[Dataset rows describing interfaces]
________________________________________

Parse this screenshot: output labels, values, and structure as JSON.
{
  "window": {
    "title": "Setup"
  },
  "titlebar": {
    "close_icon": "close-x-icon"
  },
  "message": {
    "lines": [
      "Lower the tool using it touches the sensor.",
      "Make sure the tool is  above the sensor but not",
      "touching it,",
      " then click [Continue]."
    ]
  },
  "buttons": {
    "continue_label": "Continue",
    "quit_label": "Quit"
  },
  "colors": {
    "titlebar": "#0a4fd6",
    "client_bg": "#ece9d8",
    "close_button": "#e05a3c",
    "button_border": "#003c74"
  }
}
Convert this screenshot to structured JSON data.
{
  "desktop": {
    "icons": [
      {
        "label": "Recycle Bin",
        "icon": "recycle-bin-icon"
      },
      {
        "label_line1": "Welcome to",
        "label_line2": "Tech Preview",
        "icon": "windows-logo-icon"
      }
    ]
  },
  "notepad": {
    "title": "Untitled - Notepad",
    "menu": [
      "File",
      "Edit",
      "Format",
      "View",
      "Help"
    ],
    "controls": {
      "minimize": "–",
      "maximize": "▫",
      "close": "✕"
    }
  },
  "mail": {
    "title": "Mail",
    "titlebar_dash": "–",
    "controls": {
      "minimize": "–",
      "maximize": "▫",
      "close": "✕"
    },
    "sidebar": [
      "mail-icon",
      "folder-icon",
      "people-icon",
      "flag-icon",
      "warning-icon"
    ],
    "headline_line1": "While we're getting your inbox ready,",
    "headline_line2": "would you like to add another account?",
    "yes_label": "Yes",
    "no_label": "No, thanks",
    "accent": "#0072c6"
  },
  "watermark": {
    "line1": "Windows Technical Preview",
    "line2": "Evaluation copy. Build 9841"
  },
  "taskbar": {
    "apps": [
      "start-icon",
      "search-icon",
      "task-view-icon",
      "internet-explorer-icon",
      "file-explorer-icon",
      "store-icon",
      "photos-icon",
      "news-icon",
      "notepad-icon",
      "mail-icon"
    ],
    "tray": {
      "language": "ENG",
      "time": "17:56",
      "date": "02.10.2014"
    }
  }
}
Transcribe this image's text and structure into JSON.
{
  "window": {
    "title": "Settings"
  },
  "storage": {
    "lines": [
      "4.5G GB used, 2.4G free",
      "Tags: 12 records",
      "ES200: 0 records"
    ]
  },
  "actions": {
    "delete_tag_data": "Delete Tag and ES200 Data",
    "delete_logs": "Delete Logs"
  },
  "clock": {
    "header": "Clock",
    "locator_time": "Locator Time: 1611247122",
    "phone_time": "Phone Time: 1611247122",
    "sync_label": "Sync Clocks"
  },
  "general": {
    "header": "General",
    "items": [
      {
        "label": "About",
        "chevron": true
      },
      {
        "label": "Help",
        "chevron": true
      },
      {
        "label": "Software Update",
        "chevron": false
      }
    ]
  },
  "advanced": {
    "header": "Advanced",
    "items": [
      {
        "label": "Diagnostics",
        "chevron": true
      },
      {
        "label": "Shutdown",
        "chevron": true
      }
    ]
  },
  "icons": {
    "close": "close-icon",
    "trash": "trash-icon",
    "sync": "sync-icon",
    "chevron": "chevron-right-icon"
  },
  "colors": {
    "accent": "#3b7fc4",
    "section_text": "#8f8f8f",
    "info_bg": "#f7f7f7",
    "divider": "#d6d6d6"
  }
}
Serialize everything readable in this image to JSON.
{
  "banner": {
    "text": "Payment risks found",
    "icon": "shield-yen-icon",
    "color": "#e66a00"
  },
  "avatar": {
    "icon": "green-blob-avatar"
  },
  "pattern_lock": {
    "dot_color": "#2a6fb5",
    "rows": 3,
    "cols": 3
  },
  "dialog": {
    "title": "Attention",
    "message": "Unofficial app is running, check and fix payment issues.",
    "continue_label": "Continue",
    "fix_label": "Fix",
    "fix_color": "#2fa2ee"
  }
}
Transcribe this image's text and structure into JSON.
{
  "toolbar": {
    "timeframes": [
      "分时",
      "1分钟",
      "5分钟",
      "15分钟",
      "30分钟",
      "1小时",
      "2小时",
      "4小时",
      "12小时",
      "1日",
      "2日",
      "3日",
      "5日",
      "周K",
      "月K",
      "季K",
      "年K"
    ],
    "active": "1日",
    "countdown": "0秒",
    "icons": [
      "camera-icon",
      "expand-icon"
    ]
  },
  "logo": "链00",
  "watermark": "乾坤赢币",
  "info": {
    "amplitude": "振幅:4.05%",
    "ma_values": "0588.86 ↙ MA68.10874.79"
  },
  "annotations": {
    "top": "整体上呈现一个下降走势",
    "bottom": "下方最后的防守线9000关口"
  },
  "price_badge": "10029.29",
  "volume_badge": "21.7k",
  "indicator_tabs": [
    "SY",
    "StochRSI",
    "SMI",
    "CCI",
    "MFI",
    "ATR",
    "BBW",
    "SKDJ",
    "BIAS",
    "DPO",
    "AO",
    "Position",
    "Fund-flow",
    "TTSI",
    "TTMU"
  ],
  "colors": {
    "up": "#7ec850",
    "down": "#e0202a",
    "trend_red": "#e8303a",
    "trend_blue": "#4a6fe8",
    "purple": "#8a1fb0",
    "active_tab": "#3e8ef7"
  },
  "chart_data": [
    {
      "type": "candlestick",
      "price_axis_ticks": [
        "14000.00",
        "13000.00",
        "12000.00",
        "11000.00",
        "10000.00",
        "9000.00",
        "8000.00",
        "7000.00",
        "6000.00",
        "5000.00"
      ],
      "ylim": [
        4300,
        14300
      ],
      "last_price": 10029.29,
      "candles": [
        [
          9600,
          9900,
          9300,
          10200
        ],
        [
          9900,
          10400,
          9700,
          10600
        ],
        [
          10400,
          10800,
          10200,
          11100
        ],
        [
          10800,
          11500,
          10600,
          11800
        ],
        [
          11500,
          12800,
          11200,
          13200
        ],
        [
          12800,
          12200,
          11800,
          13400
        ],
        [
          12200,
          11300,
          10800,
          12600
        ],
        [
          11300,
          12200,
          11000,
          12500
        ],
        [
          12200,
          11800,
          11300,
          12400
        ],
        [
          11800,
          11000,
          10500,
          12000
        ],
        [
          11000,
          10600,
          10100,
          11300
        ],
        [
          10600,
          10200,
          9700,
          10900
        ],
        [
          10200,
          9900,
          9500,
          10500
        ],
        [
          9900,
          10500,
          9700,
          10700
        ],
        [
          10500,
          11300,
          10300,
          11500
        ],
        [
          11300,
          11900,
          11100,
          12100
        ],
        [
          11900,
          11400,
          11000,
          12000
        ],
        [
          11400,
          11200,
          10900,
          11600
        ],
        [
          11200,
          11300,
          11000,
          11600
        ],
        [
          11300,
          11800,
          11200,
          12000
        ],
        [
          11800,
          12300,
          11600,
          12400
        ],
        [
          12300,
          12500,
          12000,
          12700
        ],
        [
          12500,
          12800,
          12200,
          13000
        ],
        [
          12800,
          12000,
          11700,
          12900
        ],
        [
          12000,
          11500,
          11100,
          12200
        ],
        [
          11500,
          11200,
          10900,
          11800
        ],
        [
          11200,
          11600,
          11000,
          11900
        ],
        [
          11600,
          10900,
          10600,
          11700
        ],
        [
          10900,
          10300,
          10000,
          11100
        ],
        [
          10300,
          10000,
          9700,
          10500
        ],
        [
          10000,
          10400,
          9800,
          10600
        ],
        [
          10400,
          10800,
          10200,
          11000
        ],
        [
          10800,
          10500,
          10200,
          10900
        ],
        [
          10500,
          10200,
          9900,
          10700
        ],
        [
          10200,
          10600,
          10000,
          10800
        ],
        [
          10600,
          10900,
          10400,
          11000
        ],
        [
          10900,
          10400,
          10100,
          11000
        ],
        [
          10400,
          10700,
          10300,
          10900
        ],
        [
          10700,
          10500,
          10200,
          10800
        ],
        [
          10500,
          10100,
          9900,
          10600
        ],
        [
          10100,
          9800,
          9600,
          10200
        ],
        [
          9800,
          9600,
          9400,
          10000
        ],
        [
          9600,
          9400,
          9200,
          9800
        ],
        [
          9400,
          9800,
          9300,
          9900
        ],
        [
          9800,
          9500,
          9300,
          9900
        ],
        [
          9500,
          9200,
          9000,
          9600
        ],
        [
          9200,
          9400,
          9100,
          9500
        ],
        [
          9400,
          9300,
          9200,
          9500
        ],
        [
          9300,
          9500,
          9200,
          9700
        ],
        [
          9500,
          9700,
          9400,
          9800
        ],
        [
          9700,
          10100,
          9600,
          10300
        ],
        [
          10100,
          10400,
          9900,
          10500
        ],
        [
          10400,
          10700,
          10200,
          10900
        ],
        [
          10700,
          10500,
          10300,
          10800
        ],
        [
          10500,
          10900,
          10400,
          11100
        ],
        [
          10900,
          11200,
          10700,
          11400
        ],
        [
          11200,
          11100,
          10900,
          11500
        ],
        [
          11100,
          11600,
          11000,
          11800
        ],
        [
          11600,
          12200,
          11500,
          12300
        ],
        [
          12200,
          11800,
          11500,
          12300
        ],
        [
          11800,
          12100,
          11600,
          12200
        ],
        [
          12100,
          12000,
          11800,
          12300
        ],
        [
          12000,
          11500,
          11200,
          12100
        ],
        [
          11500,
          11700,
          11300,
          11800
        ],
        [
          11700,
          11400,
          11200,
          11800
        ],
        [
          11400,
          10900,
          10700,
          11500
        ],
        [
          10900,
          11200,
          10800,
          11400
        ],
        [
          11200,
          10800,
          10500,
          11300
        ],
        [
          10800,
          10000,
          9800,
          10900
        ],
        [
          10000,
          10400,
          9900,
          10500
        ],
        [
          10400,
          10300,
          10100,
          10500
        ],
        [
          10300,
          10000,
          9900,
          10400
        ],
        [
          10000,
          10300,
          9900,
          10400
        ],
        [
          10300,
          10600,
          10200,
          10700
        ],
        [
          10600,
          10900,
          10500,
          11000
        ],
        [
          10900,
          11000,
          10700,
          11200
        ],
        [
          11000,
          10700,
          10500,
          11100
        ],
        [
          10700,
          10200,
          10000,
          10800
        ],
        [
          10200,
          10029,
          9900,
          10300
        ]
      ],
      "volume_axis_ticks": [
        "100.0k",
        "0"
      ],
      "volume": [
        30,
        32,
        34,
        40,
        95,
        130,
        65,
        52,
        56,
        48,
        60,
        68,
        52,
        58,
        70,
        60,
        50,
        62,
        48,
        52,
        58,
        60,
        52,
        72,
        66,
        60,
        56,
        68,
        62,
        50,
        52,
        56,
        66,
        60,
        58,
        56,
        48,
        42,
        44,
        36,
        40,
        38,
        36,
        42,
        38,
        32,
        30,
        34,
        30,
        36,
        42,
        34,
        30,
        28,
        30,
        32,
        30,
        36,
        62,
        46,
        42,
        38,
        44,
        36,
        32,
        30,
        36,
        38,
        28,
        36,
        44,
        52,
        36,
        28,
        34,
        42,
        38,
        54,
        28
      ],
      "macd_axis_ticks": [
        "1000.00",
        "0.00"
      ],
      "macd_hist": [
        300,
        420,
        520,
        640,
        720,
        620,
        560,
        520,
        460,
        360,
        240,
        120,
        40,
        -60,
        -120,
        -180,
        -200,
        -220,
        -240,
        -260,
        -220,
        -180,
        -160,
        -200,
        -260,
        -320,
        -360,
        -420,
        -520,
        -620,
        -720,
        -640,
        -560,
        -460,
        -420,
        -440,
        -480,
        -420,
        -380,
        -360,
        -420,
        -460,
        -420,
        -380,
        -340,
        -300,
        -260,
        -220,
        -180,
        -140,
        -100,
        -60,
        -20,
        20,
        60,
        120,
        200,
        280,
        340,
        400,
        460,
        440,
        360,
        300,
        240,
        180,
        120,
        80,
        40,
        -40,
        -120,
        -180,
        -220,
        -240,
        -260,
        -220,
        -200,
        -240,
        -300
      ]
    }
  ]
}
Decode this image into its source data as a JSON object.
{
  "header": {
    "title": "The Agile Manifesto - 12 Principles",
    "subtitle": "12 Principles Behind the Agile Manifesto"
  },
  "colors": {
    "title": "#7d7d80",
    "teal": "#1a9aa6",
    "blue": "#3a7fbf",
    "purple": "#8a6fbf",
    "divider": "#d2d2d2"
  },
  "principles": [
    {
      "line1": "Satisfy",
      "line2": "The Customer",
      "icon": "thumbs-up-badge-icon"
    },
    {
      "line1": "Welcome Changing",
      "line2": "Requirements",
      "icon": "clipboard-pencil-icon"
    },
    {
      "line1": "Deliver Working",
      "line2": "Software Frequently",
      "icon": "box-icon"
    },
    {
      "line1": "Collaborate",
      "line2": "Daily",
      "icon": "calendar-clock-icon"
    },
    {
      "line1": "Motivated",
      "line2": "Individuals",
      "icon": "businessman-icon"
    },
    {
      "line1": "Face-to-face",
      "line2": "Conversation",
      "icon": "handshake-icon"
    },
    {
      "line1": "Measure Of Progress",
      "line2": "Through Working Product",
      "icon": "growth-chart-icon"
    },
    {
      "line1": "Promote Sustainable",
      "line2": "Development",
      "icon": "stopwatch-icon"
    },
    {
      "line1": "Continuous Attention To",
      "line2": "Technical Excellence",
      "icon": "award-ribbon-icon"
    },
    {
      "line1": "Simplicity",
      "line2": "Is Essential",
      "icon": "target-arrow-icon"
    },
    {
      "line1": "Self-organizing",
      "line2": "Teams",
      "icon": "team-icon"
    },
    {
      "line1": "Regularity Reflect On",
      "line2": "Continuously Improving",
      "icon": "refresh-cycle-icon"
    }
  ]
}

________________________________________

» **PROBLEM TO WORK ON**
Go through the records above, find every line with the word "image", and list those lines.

» **TASK OUTPUT**
Transcribe this image's text and structure into JSON.
Serialize everything readable in this image to JSON.
Transcribe this image's text and structure into JSON.
Decode this image into its source data as a JSON object.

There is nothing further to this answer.